I had finished what I had to do in the UK. And then I finished what had to be done in Ghana. I came home. The Government of National Unity was a few months old. There was hope. Everyone seemed to be smiling. There was bread on the table. We had milk for breakfast. There was fuel at petrol stations. The sun was shining. And then our leaders began throwing dirt at each other. The harmony started sliding away. Pockets of violence emerged, albeit mildly. We all thought it was a passing phase. My friend Kobbler began to wonder. He would sit at his street corner where he has mended our dirty shoes for decades staring blankly at the decaying sun. He would ask what it is that politicians really wanted? Was it money, was it power, was it control, was it peace, was it development? We all could not answer him. He would also ask what it is that the population had done wrong? What had we done for God to punish us this much? Could it not be appeased? Or was it our ancestors that were angry with us? What was it? He would then take a deep sip from his opaque scud beer. Deeper sips as each day passed. Deeper than what I had ever seen him take. I could not dare ask him why. His eyes were now strange red balls of fire. He looked like he was on fire inside. Some friends told me he would sometimes cry. Crying so deeply like a pained child. Some said he was drinking too much. Some said he was losing it. How does one lose it? I wondered. His questions left us with other questions. Deeper questions. Where were we going as a country? Would this ever end? When? Where? How? Who would end it? How? When?
Then last week, a call came. Kobbler asked for me. I ran to his house. He was breathing high. He had lost strength. He looked wasted. He looked at me for a long time. He cluthched my hand weakly and said, "You must stop asking questions to yourself". I was beside myself with wonder. What had gotten into him? "You must demand what you want!" And then he violently died!

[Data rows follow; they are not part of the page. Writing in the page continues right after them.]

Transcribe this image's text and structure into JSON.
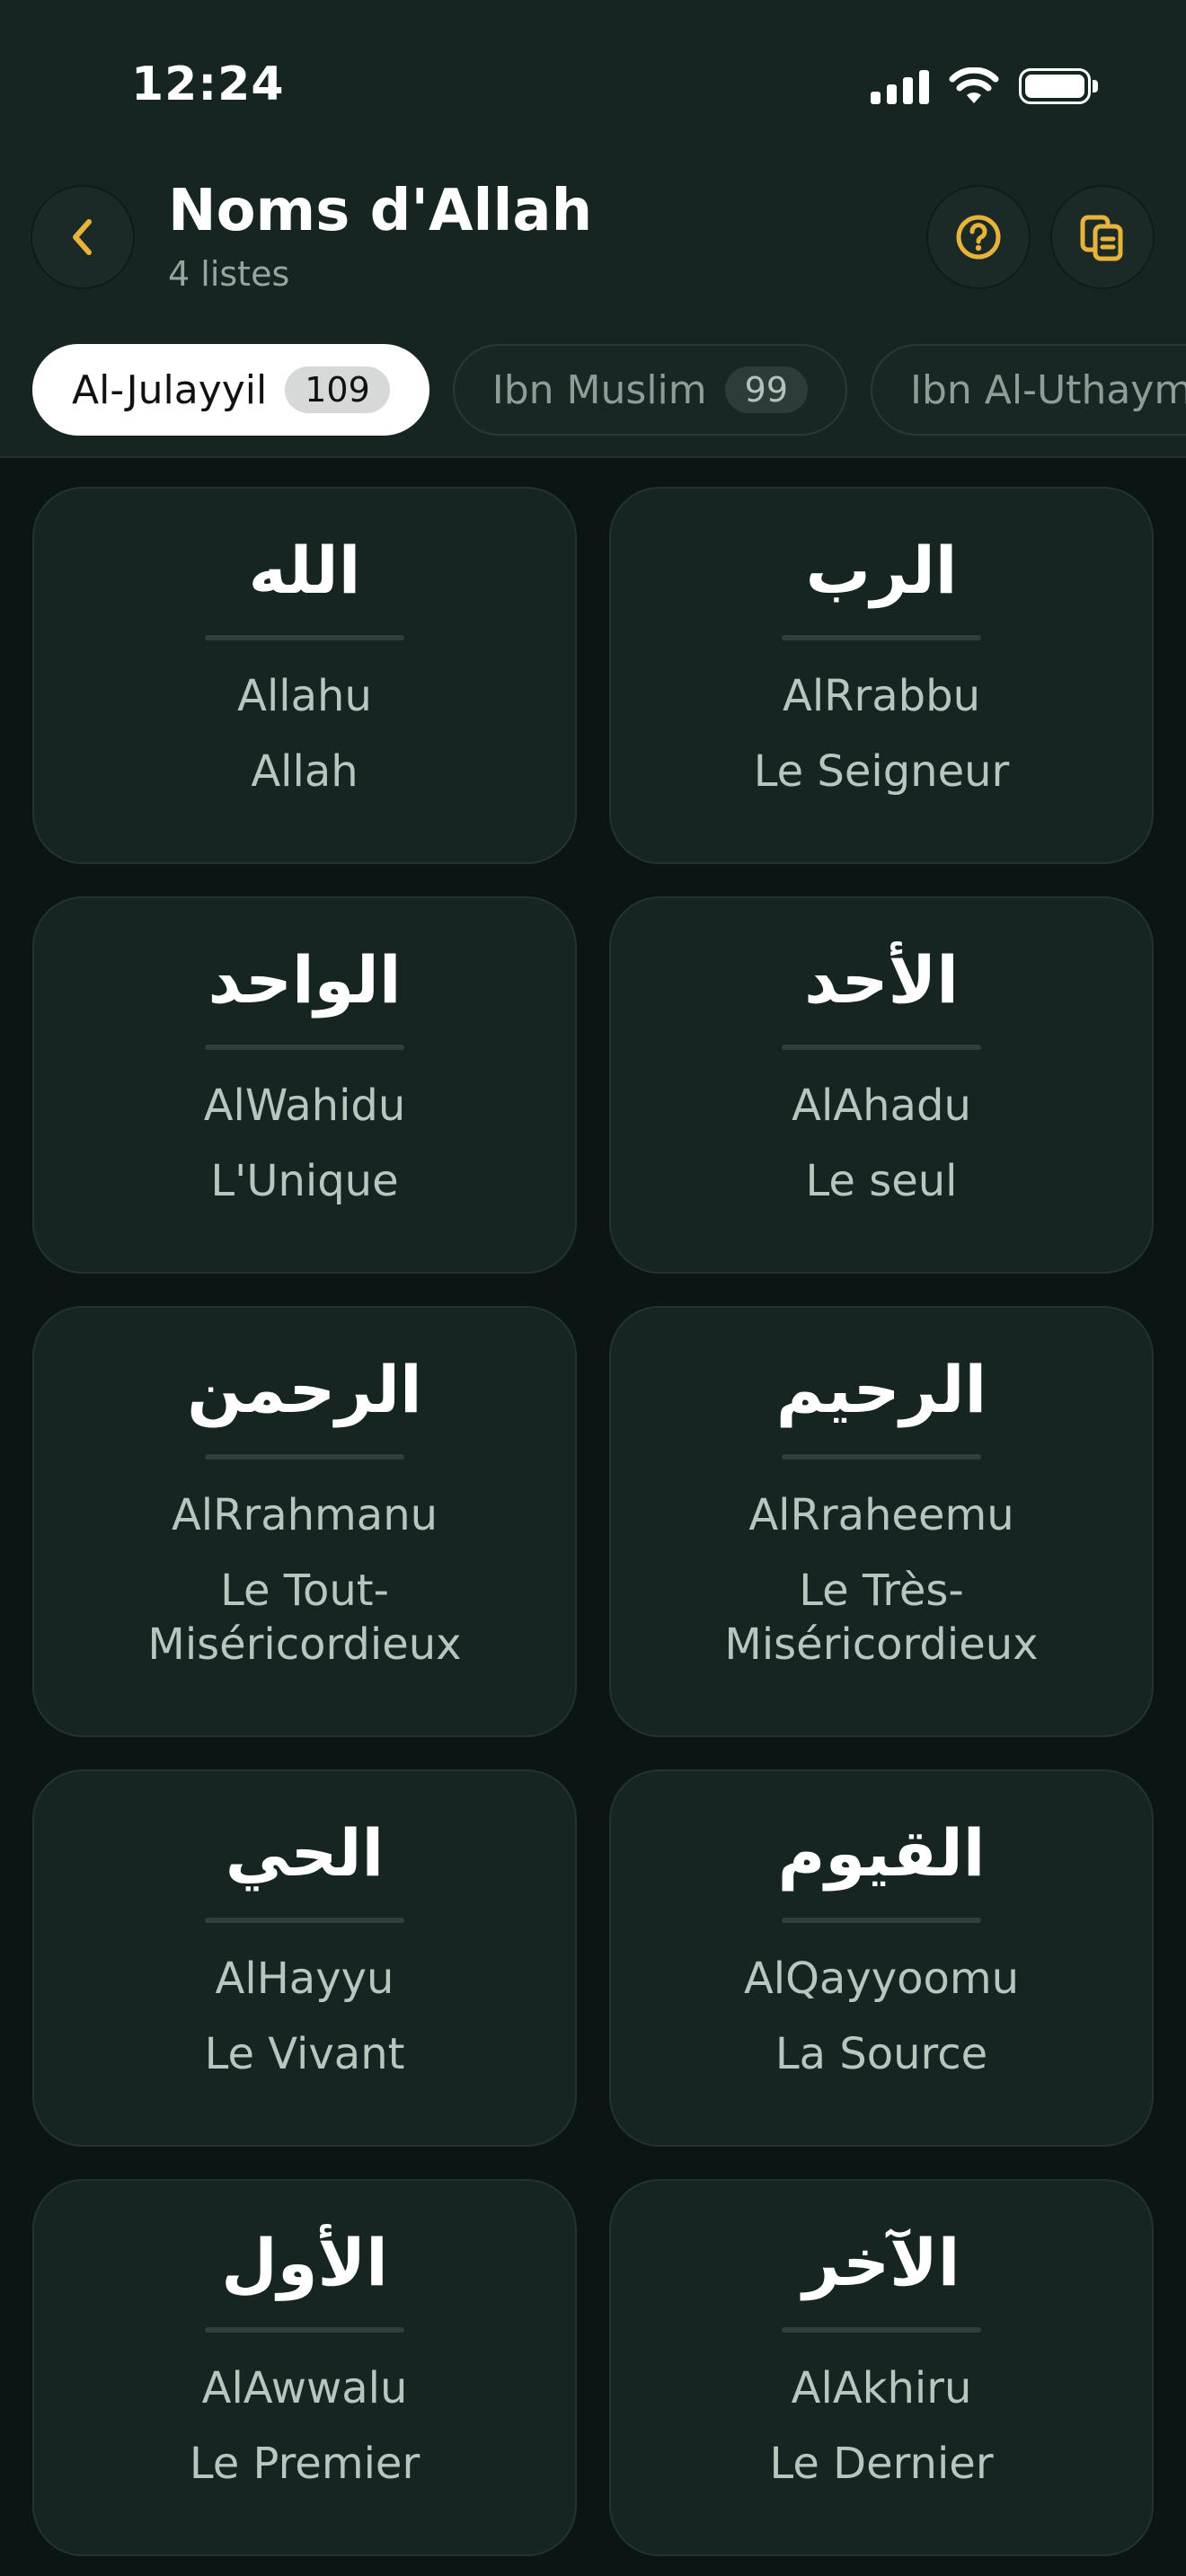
{
  "status": {
    "time": "12:24"
  },
  "header": {
    "title": "Noms d'Allah",
    "subtitle": "4 listes"
  },
  "icons": {
    "back": "chevron-left-icon",
    "help": "question-circle-icon",
    "copy": "copy-icon",
    "accent": "#e8b33a"
  },
  "tabs": [
    {
      "label": "Al-Julayyil",
      "count": "109"
    },
    {
      "label": "Ibn Muslim",
      "count": "99"
    },
    {
      "label": "Ibn Al-Uthaymi",
      "count": ""
    }
  ],
  "names": [
    {
      "arabic": "الله",
      "translit": "Allahu",
      "meaning": "Allah"
    },
    {
      "arabic": "الرب",
      "translit": "AlRrabbu",
      "meaning": "Le Seigneur"
    },
    {
      "arabic": "الواحد",
      "translit": "AlWahidu",
      "meaning": "L'Unique"
    },
    {
      "arabic": "الأحد",
      "translit": "AlAhadu",
      "meaning": "Le seul"
    },
    {
      "arabic": "الرحمن",
      "translit": "AlRrahmanu",
      "meaning": "Le Tout-Miséricordieux"
    },
    {
      "arabic": "الرحيم",
      "translit": "AlRraheemu",
      "meaning": "Le Très-Miséricordieux"
    },
    {
      "arabic": "الحي",
      "translit": "AlHayyu",
      "meaning": "Le Vivant"
    },
    {
      "arabic": "القيوم",
      "translit": "AlQayyoomu",
      "meaning": "La Source"
    },
    {
      "arabic": "الأول",
      "translit": "AlAwwalu",
      "meaning": "Le Premier"
    },
    {
      "arabic": "الآخر",
      "translit": "AlAkhiru",
      "meaning": "Le Dernier"
    }
  ]
}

Doing 'La-pour' in the City of Accra - When I was a curious, capering child street-sauntering at Achimota School, there was an obliging, octogenarian gardener with no known name. People called h...
2 years ago